Your task >> Copy every line of the records below where the word "color" occurs.

Records supplied >>

-=-=-=-=-

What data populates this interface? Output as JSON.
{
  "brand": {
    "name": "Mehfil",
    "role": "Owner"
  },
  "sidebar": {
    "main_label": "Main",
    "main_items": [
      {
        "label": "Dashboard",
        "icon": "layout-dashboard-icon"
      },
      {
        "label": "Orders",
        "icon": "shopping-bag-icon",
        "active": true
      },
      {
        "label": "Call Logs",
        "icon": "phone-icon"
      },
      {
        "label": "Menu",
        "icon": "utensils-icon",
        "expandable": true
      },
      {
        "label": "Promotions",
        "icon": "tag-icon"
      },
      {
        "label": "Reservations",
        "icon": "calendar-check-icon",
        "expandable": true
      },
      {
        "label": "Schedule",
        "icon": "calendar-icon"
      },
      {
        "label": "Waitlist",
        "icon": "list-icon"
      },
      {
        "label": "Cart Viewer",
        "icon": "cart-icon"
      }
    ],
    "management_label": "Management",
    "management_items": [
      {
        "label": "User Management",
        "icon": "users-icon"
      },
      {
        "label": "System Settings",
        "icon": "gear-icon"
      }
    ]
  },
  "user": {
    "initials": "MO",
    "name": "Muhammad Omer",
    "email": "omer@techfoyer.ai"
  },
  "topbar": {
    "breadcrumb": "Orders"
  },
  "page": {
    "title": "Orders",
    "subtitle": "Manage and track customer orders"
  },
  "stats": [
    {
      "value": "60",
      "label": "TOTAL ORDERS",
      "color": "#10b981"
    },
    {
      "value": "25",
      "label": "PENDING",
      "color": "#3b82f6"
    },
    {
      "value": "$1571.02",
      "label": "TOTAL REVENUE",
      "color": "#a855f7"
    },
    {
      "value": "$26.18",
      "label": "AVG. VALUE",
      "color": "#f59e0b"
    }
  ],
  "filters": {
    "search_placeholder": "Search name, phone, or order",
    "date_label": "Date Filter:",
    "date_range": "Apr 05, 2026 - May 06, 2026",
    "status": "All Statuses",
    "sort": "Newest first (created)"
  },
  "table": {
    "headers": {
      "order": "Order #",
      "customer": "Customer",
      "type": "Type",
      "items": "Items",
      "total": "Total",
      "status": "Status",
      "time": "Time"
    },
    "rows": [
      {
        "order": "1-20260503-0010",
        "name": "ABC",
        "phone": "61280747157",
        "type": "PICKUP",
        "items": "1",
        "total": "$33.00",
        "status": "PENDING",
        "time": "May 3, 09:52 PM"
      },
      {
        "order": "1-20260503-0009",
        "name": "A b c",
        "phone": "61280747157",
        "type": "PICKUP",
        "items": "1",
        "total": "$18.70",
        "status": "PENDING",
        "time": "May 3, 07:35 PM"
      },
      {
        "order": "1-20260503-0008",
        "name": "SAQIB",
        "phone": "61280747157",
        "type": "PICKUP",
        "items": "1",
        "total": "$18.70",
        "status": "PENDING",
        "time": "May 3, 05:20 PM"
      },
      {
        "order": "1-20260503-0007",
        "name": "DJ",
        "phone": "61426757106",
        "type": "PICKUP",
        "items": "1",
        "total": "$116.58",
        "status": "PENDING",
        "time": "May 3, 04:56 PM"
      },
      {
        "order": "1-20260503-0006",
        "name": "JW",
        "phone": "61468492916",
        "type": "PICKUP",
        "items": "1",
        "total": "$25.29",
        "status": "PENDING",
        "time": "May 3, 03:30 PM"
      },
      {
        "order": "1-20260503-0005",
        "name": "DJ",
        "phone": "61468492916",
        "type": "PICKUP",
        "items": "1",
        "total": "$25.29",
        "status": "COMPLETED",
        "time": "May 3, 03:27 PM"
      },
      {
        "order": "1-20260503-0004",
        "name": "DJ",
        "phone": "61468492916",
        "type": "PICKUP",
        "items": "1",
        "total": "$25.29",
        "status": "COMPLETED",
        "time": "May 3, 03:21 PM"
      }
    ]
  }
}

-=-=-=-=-

Expected answer >>
      "color": "#10b981"
      "color": "#3b82f6"
      "color": "#a855f7"
      "color": "#f59e0b"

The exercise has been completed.